The study looked at the Air Force's MiCare PHR.
The failure of Google Health in 2011 pointed to a critical question about patient health records (PHRs): do people want them? If a giant like Google couldn't get enough people interested in their own health records to continue offering the service, what hope was there for mass market penetration. With Meaningful Use Stage 2 requiring hospitals to not only offer patient access to their records, but that at least 5 percent of patients actually access them, the question has never been more salient.
A recent study in the Journal of Medical Internet Research aimed to look at the question of PHR adoption in the context of an employer program. The University of Maryland's Dr. Ritu Agarwhal and her research team conducted an observational study at Elmendorf Air Force Base in Alaska in December 2010, as the base was launching its MiCare opt-in PHR and secure messaging system. Only about 7 percent of the patients at the base invited to register for the PHR system actually did so: 1,801 out of some 26,000. Of those, 283 completed surveys about how they intended to use the records.
"The survey sample was significantly older, higher paid, more sick, and more likely to be female than the [overall] Elmendorf population," the study reports. "The survey sample was also older, higher paid, more sick, and more likely to be active duty than early adopters who chose not to complete the survey. These differences were consistent with findings from other studies which examined usage patterns of secure messaging and found usage to be higher for women, individuals with higher levels of education, and increased morbidities. Education information was not available from the Air Force databases, but income was often correlated with education." They also found that most of the survey group rated their computer skills as "quite extensive" or "very extensive."

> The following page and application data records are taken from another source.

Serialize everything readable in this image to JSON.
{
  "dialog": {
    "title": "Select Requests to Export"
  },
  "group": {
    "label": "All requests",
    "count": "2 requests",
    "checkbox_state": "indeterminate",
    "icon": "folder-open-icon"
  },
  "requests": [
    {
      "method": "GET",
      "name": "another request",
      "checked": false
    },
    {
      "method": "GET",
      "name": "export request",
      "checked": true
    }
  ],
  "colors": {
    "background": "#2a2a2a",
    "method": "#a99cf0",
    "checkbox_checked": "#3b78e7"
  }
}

In addition to these broad demographic trends, Agarwhal and her team found a link between patients' current satisfaction with their health provider and adoption of the PHR, suggesting that one thing providers can do to increase adoption is to build strong relationships with patients. They also found that communication about the PHR tool needed to be specific and personalized. In the study, they found that respondents who considered record keeping the most important function of the PHR were less likely to use it, possibly because the marketing materials downplayed the record-keeping functionality compared to the patient-provider engagement functions.

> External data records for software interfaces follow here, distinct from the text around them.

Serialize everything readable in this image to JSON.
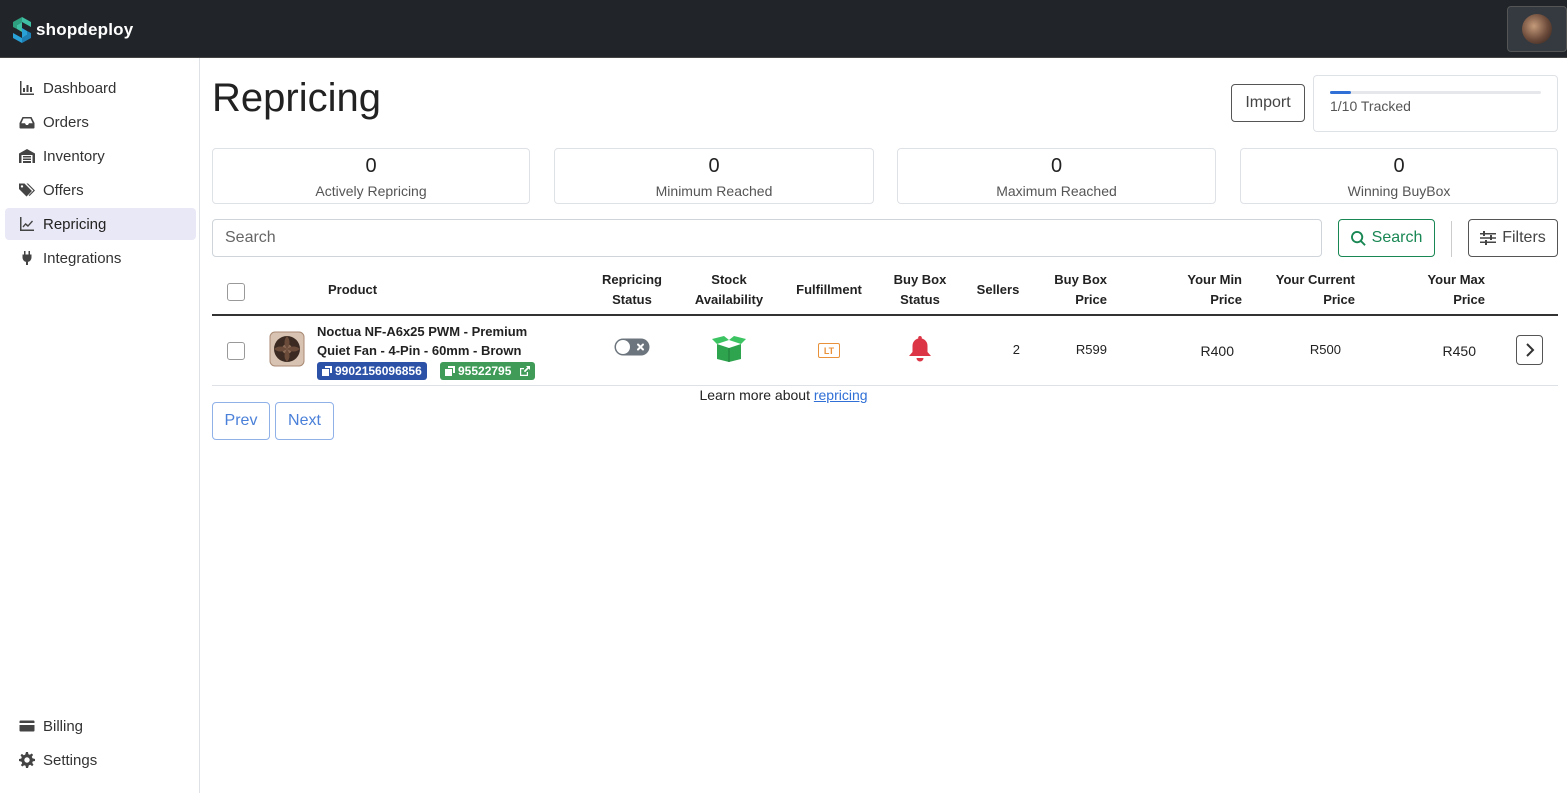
{
  "app": {
    "brand": "shopdeploy"
  },
  "sidebar": {
    "items": [
      {
        "label": "Dashboard",
        "icon": "chart-bar-icon"
      },
      {
        "label": "Orders",
        "icon": "inbox-icon"
      },
      {
        "label": "Inventory",
        "icon": "warehouse-icon"
      },
      {
        "label": "Offers",
        "icon": "tags-icon"
      },
      {
        "label": "Repricing",
        "icon": "chart-line-icon",
        "active": true
      },
      {
        "label": "Integrations",
        "icon": "plug-icon"
      }
    ],
    "bottom": [
      {
        "label": "Billing",
        "icon": "credit-card-icon"
      },
      {
        "label": "Settings",
        "icon": "gear-icon"
      }
    ]
  },
  "page": {
    "title": "Repricing",
    "import_label": "Import",
    "tracked": {
      "text": "1/10 Tracked",
      "fraction": 0.1
    }
  },
  "stats": [
    {
      "value": "0",
      "label": "Actively Repricing"
    },
    {
      "value": "0",
      "label": "Minimum Reached"
    },
    {
      "value": "0",
      "label": "Maximum Reached"
    },
    {
      "value": "0",
      "label": "Winning BuyBox"
    }
  ],
  "search": {
    "placeholder": "Search",
    "button": "Search",
    "filters": "Filters"
  },
  "table": {
    "headers": {
      "product": "Product",
      "repricing_status": [
        "Repricing",
        "Status"
      ],
      "stock": [
        "Stock",
        "Availability"
      ],
      "fulfillment": "Fulfillment",
      "buybox_status": [
        "Buy Box",
        "Status"
      ],
      "sellers": "Sellers",
      "buybox_price": [
        "Buy Box",
        "Price"
      ],
      "min_price": [
        "Your Min",
        "Price"
      ],
      "current_price": [
        "Your Current",
        "Price"
      ],
      "max_price": [
        "Your Max",
        "Price"
      ]
    },
    "rows": [
      {
        "title": "Noctua NF-A6x25 PWM - Premium Quiet Fan - 4-Pin - 60mm - Brown",
        "barcode": "9902156096856",
        "plid": "95522795",
        "fulfillment_badge": "LT",
        "sellers": "2",
        "buybox_price": "R599",
        "min_price": "R400",
        "current_price": "R500",
        "max_price": "R450"
      }
    ]
  },
  "pagination": {
    "prev": "Prev",
    "next": "Next"
  },
  "footer": {
    "learn_text": "Learn more about",
    "learn_link": "repricing"
  },
  "colors": {
    "accent": "#198754",
    "badge_blue": "#2c52a8",
    "badge_green": "#3f9b57",
    "bell_red": "#dc3545",
    "lt_orange": "#e8913a"
  }
}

In general, the study found that effective communication from the employer was a bigger factor in adoption intention than whether a patient thought the system would be useful.

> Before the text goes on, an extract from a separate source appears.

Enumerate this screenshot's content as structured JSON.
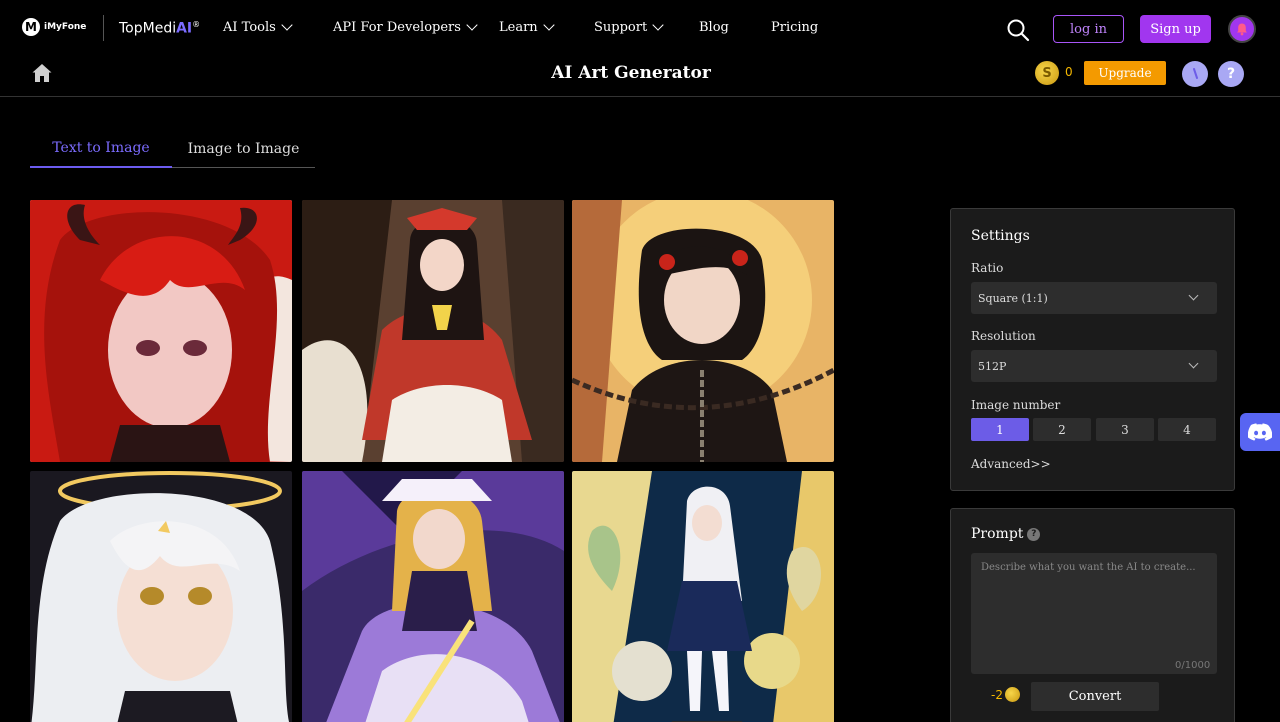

"The health care process management support function of the PHR represents a two-way street between the patient and provider (eg, scheduling appointments, exchanging messages)," the study says. "It is not surprising that the patient needs to perceive that the other party in the exchange believes in the benefits of the system as well. Communication tactics help reinforce this message. Organizations planning a PHR implementation should carefully craft a communication strategy suited to their organization’s needs to improve the likelihood of a high adoption rate, resulting in the highest return on their investment in the technology."